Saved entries
== Segment start ==
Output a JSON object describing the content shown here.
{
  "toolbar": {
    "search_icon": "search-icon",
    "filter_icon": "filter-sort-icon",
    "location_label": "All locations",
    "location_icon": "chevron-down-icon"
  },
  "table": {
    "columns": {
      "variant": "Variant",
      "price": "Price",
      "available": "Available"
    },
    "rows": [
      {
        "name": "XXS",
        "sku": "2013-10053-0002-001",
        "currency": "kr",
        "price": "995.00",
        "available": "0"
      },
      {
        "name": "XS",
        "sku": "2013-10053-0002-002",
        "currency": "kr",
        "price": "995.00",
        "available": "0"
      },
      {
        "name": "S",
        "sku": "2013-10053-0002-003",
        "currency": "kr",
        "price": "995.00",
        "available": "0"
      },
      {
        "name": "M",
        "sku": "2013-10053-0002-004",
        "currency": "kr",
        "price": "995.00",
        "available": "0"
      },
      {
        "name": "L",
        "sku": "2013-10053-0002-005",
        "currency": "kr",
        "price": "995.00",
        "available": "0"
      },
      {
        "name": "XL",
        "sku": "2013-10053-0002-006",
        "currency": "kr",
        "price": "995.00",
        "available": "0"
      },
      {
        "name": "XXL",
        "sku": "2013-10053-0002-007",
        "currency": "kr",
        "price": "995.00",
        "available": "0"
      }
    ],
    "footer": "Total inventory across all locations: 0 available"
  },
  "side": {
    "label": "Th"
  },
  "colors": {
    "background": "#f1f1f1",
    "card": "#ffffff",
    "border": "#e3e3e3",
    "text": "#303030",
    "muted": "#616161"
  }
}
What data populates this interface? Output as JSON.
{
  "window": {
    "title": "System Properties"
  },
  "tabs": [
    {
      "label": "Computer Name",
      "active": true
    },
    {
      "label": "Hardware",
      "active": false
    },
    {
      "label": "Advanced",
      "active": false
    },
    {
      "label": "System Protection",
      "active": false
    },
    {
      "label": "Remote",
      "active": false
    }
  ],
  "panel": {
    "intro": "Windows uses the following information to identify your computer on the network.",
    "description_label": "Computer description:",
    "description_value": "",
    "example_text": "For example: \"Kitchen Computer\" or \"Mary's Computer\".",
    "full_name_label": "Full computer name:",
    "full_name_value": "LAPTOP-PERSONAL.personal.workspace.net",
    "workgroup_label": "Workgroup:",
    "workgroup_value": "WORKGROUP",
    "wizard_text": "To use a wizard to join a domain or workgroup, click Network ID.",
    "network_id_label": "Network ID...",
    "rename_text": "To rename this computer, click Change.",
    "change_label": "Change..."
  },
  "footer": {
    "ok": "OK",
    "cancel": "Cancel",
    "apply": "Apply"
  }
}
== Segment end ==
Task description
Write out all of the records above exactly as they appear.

Exercise solution
Output a JSON object describing the content shown here.
{
  "toolbar": {
    "search_icon": "search-icon",
    "filter_icon": "filter-sort-icon",
    "location_label": "All locations",
    "location_icon": "chevron-down-icon"
  },
  "table": {
    "columns": {
      "variant": "Variant",
      "price": "Price",
      "available": "Available"
    },
    "rows": [
      {
        "name": "XXS",
        "sku": "2013-10053-0002-001",
        "currency": "kr",
        "price": "995.00",
        "available": "0"
      },
      {
        "name": "XS",
        "sku": "2013-10053-0002-002",
        "currency": "kr",
        "price": "995.00",
        "available": "0"
      },
      {
        "name": "S",
        "sku": "2013-10053-0002-003",
        "currency": "kr",
        "price": "995.00",
        "available": "0"
      },
      {
        "name": "M",
        "sku": "2013-10053-0002-004",
        "currency": "kr",
        "price": "995.00",
        "available": "0"
      },
      {
        "name": "L",
        "sku": "2013-10053-0002-005",
        "currency": "kr",
        "price": "995.00",
        "available": "0"
      },
      {
        "name": "XL",
        "sku": "2013-10053-0002-006",
        "currency": "kr",
        "price": "995.00",
        "available": "0"
      },
      {
        "name": "XXL",
        "sku": "2013-10053-0002-007",
        "currency": "kr",
        "price": "995.00",
        "available": "0"
      }
    ],
    "footer": "Total inventory across all locations: 0 available"
  },
  "side": {
    "label": "Th"
  },
  "colors": {
    "background": "#f1f1f1",
    "card": "#ffffff",
    "border": "#e3e3e3",
    "text": "#303030",
    "muted": "#616161"
  }
}
What data populates this interface? Output as JSON.
{
  "window": {
    "title": "System Properties"
  },
  "tabs": [
    {
      "label": "Computer Name",
      "active": true
    },
    {
      "label": "Hardware",
      "active": false
    },
    {
      "label": "Advanced",
      "active": false
    },
    {
      "label": "System Protection",
      "active": false
    },
    {
      "label": "Remote",
      "active": false
    }
  ],
  "panel": {
    "intro": "Windows uses the following information to identify your computer on the network.",
    "description_label": "Computer description:",
    "description_value": "",
    "example_text": "For example: \"Kitchen Computer\" or \"Mary's Computer\".",
    "full_name_label": "Full computer name:",
    "full_name_value": "LAPTOP-PERSONAL.personal.workspace.net",
    "workgroup_label": "Workgroup:",
    "workgroup_value": "WORKGROUP",
    "wizard_text": "To use a wizard to join a domain or workgroup, click Network ID.",
    "network_id_label": "Network ID...",
    "rename_text": "To rename this computer, click Change.",
    "change_label": "Change..."
  },
  "footer": {
    "ok": "OK",
    "cancel": "Cancel",
    "apply": "Apply"
  }
}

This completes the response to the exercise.